'Breathe' - photographic installation
Shown at 'Afterhours' at The Pitt Rivers Museum, University of Oxford
I have always been attracted to the Pitt Rivers collection by the sense of hope and desperation behind the creation of many of the handmade objects here. Often, their purpose was to heal or protect the physical body.
In the Summer, I spent a number of weeks at the Horton Hospital and the John Radcliffe Hospital due to a collapsed lung, and my thoughts turned once more to these items. During my stay I managed to collect my own set of objects, those used by the medical team to restore my health.
In one sense, this photogram is simply a repetition of curatorial practice at the Pitt Rivers. These are transformative objects, imbued with faith, and carefully arranged by myself, the patient.
There are differences, however. Unlike many of the treasured objects in the collection, all hospital implements, even scissors and clamps, are usually disposed of after use. The photogram monumentalises these objects, but only as marks of their absence, traces left on photographic paper.
The realm of the medical can also seem particularly austere, its devices made by unknown hands. To an extent, the formality of the photogram is true to this aesthetic, yet it also grants these seemingly cold and functional objects a ghostly beauty. And so it should be: these objects saved my life.
The appeal to the clinical and controlled is questioned in another sense: I deliberately did not use an assistant in the construction of this image, not only to indicate the work to be an act of personal story telling, but because in taking full responsibility for the challenging technical process, ‘flaws’ in the image inevitably occurred.
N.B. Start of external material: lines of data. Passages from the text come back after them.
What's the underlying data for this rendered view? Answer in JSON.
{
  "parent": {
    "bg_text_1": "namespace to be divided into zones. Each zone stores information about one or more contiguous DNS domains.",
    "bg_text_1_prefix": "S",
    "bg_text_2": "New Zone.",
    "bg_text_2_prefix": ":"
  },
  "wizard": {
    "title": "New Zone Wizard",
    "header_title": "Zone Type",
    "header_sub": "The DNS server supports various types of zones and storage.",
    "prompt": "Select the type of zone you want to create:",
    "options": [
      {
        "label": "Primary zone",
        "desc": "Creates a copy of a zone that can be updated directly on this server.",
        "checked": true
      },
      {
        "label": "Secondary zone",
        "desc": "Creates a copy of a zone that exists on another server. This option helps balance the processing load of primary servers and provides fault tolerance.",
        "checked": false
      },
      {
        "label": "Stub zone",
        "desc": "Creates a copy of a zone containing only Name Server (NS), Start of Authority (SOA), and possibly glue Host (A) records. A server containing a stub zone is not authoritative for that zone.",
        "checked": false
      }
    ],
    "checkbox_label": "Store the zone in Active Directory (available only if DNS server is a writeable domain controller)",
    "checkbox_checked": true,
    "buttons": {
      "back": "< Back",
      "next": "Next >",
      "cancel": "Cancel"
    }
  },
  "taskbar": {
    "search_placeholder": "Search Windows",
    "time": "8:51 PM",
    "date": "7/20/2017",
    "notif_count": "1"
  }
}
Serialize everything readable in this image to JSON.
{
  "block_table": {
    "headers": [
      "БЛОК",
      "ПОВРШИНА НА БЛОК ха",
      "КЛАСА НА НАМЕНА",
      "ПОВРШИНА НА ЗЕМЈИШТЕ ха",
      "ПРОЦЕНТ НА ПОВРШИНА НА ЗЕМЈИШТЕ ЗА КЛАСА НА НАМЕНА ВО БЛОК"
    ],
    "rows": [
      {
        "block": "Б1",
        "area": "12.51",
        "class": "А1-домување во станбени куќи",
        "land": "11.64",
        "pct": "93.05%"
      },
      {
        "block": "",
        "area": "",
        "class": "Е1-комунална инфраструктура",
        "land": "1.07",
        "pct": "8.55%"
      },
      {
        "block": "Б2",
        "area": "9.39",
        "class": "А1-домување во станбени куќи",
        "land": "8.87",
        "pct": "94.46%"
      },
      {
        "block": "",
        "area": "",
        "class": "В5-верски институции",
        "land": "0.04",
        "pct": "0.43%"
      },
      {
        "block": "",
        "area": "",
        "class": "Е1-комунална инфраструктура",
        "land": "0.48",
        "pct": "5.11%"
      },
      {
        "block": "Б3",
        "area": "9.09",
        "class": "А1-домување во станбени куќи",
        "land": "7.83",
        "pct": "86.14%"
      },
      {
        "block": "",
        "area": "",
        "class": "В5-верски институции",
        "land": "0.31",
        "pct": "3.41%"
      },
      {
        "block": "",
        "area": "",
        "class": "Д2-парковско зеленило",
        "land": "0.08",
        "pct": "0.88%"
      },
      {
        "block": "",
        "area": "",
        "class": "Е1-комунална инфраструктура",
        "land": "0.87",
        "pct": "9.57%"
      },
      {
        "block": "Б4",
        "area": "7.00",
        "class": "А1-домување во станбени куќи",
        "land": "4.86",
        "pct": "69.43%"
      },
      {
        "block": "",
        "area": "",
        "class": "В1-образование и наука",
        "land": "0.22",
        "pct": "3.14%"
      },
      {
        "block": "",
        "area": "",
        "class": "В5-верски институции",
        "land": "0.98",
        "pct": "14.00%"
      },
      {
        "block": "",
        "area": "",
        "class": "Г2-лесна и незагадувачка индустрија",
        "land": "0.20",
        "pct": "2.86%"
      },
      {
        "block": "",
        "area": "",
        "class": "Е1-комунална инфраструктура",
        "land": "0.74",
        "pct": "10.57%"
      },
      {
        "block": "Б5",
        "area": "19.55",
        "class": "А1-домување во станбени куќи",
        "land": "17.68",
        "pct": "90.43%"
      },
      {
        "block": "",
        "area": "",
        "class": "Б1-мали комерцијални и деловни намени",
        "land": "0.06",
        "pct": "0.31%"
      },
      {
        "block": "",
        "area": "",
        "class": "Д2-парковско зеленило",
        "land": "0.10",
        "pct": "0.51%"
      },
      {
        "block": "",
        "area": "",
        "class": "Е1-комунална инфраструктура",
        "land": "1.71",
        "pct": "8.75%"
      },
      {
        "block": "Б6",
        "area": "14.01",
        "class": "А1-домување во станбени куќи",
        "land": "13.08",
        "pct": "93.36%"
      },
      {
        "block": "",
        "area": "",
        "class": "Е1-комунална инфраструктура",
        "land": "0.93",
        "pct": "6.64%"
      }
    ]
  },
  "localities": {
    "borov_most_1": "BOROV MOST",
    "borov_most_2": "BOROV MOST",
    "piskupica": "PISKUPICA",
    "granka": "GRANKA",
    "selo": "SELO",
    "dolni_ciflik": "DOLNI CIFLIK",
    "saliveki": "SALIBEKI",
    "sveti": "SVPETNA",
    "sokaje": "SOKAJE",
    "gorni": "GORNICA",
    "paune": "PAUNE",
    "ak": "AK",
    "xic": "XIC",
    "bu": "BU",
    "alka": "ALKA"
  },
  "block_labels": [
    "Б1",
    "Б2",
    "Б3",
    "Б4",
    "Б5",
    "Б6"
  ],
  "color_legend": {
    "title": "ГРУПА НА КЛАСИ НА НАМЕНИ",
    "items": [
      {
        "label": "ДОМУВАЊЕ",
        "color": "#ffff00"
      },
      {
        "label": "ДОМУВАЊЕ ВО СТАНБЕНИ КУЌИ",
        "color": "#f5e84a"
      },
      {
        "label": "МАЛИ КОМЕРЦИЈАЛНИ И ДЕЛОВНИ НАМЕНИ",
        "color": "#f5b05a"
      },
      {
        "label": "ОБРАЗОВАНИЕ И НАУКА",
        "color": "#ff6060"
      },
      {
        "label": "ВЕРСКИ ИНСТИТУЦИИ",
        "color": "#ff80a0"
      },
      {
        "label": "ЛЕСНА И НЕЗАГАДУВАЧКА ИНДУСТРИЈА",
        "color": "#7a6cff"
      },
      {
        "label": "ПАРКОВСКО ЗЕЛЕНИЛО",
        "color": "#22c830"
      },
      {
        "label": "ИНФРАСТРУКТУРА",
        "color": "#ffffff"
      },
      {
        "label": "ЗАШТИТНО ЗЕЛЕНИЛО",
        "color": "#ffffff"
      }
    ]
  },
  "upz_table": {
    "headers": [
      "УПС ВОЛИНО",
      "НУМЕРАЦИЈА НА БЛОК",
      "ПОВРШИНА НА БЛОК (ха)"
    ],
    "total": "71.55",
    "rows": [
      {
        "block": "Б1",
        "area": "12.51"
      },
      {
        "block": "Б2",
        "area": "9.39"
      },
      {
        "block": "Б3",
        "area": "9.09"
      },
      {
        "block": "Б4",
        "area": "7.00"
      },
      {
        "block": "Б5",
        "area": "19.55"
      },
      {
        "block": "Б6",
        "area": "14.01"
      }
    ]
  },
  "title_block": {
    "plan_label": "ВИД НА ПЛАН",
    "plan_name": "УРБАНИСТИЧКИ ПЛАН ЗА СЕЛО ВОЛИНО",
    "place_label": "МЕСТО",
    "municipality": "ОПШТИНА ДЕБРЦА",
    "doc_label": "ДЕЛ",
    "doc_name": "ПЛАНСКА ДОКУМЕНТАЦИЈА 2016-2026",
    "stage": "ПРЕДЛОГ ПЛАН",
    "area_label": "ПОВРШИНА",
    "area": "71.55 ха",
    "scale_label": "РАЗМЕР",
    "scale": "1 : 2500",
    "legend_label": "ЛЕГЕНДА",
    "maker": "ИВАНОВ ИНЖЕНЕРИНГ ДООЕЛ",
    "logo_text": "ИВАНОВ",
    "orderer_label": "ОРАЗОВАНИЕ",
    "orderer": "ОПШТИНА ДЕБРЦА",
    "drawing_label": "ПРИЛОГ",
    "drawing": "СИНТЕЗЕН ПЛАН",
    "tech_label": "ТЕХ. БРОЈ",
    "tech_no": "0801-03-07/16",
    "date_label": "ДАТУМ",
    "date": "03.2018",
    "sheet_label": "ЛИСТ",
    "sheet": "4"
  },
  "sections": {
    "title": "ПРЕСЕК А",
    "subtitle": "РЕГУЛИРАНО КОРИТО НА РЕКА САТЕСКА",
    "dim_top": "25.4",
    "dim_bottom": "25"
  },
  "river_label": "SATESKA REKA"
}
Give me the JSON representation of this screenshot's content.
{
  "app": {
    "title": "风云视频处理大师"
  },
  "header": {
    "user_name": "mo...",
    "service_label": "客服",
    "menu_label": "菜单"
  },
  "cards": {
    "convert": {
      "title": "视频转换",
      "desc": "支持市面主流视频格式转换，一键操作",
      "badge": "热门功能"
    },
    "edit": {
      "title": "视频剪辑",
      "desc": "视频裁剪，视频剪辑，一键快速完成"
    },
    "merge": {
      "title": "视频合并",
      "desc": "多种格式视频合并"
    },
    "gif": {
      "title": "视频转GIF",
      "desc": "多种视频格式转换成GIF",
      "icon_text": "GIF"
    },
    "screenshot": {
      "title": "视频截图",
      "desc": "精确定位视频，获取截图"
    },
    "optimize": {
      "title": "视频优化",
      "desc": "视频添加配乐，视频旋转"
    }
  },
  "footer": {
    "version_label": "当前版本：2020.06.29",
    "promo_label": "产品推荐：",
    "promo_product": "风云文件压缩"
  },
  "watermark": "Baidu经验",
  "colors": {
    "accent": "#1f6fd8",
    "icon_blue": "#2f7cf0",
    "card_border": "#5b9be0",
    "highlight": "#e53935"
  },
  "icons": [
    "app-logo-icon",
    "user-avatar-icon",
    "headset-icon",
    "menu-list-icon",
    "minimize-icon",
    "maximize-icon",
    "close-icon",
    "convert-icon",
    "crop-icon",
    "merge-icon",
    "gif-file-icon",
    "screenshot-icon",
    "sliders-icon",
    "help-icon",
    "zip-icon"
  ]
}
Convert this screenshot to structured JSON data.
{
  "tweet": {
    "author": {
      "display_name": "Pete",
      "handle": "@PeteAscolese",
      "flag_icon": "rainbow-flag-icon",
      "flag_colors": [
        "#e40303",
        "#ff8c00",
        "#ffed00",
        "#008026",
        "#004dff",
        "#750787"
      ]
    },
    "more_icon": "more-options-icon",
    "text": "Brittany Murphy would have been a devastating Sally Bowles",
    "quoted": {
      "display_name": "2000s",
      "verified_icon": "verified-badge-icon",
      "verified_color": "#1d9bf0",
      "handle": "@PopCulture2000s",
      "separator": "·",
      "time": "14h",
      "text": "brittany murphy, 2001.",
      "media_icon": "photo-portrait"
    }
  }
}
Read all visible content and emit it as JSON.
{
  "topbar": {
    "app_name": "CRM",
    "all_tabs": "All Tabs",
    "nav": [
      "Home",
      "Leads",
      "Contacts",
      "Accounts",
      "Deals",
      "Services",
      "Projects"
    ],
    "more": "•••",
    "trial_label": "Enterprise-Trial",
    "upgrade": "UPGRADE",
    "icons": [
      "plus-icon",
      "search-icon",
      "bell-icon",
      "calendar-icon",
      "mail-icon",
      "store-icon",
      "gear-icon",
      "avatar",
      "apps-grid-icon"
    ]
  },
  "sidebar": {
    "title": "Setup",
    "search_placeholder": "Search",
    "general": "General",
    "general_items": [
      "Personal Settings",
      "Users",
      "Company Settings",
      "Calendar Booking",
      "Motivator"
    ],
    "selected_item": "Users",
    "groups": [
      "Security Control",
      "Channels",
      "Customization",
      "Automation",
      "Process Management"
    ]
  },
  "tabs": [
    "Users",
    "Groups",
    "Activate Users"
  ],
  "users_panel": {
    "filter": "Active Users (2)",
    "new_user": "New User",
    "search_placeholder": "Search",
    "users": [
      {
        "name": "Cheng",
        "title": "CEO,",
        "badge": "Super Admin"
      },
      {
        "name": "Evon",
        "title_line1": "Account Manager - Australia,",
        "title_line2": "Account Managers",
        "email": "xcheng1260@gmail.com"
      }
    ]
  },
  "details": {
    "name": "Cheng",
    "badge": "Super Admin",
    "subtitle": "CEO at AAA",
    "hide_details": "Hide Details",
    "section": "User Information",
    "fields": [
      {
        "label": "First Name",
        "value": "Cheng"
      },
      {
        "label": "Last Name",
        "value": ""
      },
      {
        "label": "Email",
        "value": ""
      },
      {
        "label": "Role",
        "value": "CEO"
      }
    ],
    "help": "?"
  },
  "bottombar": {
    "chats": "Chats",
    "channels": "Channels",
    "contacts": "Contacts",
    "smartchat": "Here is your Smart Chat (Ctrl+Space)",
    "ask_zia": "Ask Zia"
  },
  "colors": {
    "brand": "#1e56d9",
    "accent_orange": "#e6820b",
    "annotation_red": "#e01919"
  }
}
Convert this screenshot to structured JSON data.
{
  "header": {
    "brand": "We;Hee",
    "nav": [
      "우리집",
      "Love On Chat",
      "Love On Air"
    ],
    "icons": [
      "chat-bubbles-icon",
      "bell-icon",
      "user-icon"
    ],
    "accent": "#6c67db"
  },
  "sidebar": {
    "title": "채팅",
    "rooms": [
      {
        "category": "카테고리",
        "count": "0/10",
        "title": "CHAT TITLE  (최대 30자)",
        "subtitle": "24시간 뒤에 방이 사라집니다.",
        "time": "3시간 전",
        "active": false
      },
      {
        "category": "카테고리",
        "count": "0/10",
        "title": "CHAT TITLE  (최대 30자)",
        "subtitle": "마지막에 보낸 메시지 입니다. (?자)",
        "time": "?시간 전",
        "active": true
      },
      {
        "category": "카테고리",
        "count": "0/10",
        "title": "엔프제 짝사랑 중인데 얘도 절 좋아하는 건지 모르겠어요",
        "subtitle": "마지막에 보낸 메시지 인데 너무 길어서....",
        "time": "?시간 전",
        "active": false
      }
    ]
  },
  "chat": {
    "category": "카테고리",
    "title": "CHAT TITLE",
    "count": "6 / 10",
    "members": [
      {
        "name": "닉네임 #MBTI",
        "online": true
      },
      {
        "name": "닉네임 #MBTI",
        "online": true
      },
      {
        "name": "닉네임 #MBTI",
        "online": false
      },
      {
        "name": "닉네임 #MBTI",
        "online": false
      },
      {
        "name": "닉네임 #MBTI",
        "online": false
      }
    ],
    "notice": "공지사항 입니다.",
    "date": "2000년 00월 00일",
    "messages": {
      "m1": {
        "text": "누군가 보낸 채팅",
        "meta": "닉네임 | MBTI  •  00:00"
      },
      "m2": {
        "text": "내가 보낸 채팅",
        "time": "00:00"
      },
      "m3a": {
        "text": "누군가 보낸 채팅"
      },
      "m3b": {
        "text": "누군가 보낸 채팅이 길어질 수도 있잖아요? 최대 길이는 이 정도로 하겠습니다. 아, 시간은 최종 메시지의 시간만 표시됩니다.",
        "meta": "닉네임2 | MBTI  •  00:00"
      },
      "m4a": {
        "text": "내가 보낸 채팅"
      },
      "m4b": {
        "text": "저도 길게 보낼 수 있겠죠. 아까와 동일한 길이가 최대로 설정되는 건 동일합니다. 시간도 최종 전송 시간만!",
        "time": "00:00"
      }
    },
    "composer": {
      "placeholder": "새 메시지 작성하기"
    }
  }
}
Again, this is the way it should be: My experience of medicine was not of a ‘perfect’ activity, but one touched by the unpredictable, and made bearable by the humanity of the nurses and doctors charged with my care.